I picked up this quiet-looking, unassuming book with no expectations whatsoever. I hadn’t heard anything about it. There was no pomp and circumstance surrounding its release. But the jacket copy sounded interesting, so I started reading. And I was almost immediately blown away. Sonya Hartnett’s The Midnight Zoo is without doubt one of my favorite books of the year. 

The story is harrowing from page one as two preteen refugee brothers (toting their infant sister along with them) struggle across a bomb-ravaged WWII landscape and stumble into an abandoned zoo. Hartnett’s prose is a thing of beauty, and I was so transported by it that I had a brief moment of worry as soon as the kids encountered the inhabitants of the zoo: Oh, no, the animals are going to start talking.

And they did. But my concern was completely misplaced. The book never gave in to gimmickry, never got the least bit cheesy. It is the best kind of magical realism: A story in which the supernatural elements barely register as being out of the ordinary.

The Midnight Zoo is a bold book, too, daring to tackle literature-course-worthy topics like the folly of war and the meaning of freedom. I wouldn’t be surprised if it ends up on elementary school curricula somewhere (or maybe middle school — there are a couple of pretty rough flashback scenes showing how the boys became refugees). But please don’t take that to mean that the book is even remotely wonky or didactic. It isn’t. It is emotionally powerful and thought provoking in a way that should make Newbery judges sit up and take notice. 

Best for: Lovers of magical realism, parents who want to make sure their kids are reading quality literature, anyone who enjoys their historical fiction with a touch of Dr. Dolittle.

Confession: I Like Kid Stuff

Have you ever taken the dust jacket off a book you were reading so other people wouldn’t see the cover illustration of a teenager riding a dragon?

Illustration: Christopher Healy
There should be no shame in an adult enjoying a bit of entertainment that just happens to be targeted at younger audiences. In fact, the lines between children’s entertainment and mainstream pop culture have been blurred more than ever before.

This comes as a blessing for parents who are captive audiences to their kids’ pop culture choices (i.e., all of us). When you read your children a book, chaperone them to a movie, or listen to a playlist at one of their parties, you hope you can get through the experience with your sanity and good taste intact. And if you make the right entertainment choices, you can. You can even genuinely enjoy yourself.

But wait! Those of you without kids — don’t leave yet. This blog is also for any non-parent whose bookshelves sag under the weight of Harry Potter hardcovers. Or who goes to late night showings of Pixar films. Or who knows the actual channel number of Cartoon Network.

This blog is also for those parents who happily use the existence of their kids as an excuse to engage in children’s pop culture for themselves. Like the mom who bought a copy of The Hunger Games to save “until her daughter is ready for it” — and her daughter is two.

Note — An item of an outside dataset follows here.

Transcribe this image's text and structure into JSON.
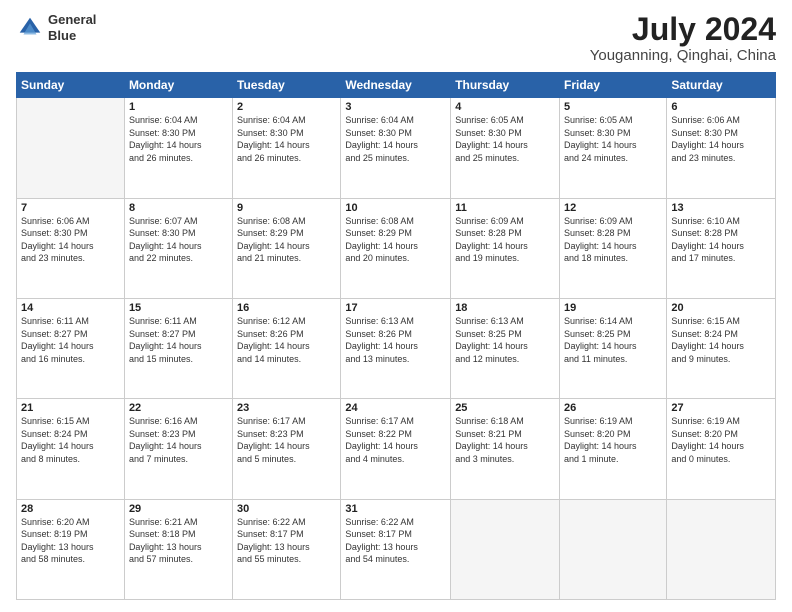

Or the dad who plays post-bedtime games of Lego Star Wars on the family Wii, so he “can give the kids a hint if they get stuck.”

Of course, some kid stuff is just for kids — as it should be. And when a bit of media falls into that category, I'll be sure to point that out. In the meantime, I invite all of you to join me in the search for that holy grail of children's entertainment: Crossover appeal.